Nope, on Tuesday, the tours united under one roof. The PGA, who once fervently lambasted the LIV exodus miraculously changed their tune and decided the money their former golfers were leaving for wasn’t that “bad” after all. The Tour went from taking a moral stand, encouraging us to do so alongside it and acting like the scorned lover to embracing an institution it once stubbornly wanted no part of, and dropping all suits and countersuits involved in the divorce proceedings.
After a brief spat, Mommy and Daddy have got back together and with all due respect to the Isley Brothers, there is now love between the sheiks.
Throughout it all, I kept thinking about Ian Poulter, an aging former PGA Tour golfer with no major victories who appeared conflicted by the decision to join LIV but in the end opted for the $20 million paycheck. And why wouldn’t he? The odds of him making that much over the rest of his career remains highly unlikely.
The obvious losers here are those who turned down that paycheck, like the self-proclaimed “sacrificial lamb” Rory McIlroy who nobody informed he doesn’t have to hate LIV anymore. Turns out he hates the wrong Tour.
To recap, in a matter of months, we went from traitor-gating Dustin Johnson for cashing a $125 million paycheck to realizing he was the smartest guy in the room. The PGA Tour remains who we thought they were, what Dave Zirin called “a bunch of ham faced, julep drinking, amoral scoundrels.” As usual, I couldn’t agree more.
I wonder what the PGA guys think about the Tour’s sanctity right now.
Words like “collaborative” and “constructive” were used in the PGA’s statement about the union, which is all a load of horse shit. This is not about how repulsive or hypocritical the PGA Tour is. Any of us who bought into their high-and-mightiness were oblivious in the first place. Theirs is an American institution (or at least was before they sold out to the Saudis) that’s predicated first and foremost on turning as large a profit as possible. I don’t fault them for it. I fault the media for telling us what to think and those of us who ever fell for it.

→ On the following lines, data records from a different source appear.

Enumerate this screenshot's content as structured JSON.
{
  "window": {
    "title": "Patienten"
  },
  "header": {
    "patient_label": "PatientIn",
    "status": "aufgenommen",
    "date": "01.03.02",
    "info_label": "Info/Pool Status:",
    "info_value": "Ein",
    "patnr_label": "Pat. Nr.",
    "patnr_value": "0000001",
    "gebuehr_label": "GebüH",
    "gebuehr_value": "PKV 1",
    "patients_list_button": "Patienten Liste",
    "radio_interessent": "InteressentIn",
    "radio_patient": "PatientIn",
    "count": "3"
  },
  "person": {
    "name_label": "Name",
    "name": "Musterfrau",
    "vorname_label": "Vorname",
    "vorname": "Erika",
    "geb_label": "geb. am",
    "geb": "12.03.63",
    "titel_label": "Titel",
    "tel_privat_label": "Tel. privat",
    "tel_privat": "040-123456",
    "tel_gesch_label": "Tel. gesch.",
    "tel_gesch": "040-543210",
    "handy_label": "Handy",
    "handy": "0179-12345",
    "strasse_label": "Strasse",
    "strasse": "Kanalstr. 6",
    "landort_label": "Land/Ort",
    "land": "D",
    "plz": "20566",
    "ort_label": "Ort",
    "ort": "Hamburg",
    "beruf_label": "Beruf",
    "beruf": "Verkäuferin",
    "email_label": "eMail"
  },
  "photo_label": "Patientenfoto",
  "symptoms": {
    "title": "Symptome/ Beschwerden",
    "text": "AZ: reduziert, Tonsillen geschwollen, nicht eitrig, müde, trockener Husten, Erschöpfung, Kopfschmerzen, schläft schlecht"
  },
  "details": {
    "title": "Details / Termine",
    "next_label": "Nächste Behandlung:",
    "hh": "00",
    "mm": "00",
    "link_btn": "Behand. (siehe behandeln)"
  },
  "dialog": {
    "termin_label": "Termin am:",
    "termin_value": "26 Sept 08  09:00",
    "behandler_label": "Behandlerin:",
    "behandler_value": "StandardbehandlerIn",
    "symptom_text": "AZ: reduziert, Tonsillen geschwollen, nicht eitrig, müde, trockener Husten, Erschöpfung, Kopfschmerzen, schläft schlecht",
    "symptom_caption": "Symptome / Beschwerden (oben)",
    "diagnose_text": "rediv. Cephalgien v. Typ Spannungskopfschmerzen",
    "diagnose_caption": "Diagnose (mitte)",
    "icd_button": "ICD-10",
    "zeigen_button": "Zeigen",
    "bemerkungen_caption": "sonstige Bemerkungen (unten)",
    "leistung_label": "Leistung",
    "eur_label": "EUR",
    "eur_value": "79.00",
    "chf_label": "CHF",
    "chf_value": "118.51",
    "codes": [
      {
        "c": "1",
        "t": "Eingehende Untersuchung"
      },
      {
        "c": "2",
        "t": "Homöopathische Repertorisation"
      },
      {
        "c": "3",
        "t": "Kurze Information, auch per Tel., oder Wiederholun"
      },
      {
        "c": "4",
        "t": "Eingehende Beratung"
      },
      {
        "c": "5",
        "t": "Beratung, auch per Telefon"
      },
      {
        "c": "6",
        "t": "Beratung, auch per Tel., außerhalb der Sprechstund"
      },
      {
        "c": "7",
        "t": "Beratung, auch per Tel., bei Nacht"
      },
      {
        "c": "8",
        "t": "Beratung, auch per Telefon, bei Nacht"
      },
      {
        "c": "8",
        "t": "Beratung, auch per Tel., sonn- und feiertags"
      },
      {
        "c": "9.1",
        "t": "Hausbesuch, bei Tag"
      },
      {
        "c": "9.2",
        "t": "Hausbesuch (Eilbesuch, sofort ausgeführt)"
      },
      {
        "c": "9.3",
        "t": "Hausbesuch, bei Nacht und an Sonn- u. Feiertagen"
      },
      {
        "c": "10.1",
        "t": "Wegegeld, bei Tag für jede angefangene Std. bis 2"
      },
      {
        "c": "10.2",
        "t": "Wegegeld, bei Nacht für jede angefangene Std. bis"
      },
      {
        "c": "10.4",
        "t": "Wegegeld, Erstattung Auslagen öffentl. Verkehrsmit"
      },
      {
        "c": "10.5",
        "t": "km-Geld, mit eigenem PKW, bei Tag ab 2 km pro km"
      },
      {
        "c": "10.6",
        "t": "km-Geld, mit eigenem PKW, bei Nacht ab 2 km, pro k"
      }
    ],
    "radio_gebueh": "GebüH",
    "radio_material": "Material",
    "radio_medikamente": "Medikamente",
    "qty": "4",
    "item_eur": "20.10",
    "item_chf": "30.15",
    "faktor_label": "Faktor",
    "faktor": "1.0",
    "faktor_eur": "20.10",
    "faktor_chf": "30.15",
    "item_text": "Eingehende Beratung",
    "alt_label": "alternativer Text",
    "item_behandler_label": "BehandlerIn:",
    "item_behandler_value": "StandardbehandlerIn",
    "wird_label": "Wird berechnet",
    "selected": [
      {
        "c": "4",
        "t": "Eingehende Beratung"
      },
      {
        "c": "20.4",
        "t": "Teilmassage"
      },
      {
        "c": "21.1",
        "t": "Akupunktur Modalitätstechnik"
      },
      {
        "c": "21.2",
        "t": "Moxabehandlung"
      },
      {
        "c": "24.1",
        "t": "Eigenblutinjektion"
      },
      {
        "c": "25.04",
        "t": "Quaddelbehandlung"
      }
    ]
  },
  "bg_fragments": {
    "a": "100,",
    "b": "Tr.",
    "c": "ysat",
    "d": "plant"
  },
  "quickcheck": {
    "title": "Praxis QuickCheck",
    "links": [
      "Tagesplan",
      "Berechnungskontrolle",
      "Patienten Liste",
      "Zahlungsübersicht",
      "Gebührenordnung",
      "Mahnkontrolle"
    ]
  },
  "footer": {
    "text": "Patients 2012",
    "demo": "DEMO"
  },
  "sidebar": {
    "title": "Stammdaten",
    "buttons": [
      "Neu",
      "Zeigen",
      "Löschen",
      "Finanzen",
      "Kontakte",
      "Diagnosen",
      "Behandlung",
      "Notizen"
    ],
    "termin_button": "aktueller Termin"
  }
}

I can’t help but compare this to Major League Baseball’s steroid scandal, how one moment we painted Mark McGwire and Sammy Sosa as national heroes, then turned on them with one fell swoop of the needle, as if we didn’t know what was going on all along.
To this day, we view Clemens and Bonds as the bad guys, as those who cheated the game, just as we were told those LIV golfers weren’t true to theirs. What does an institution have to do with how true one is to the game? It turns out the PGA Tour pulled the golf towel over our eyes, and it was covered in soot.
Was this all a preconceived ploy to get us to talk more about golf, with poor Rory McIlroy offered not even a raincheck? Was this the Tour realizing ratings were down with LIV’s biggest names now beating PGA players? Did the Tour throw in the towel before taking any worse of an L or did they recognize we would soon all get smart to their shadiness so why not cash in while the getting was good?
Either way, I watch the sport because I want to see good golf and could care less what the PGA Tour calls their new conglomerate. Why should I when the only one cheating the game is them?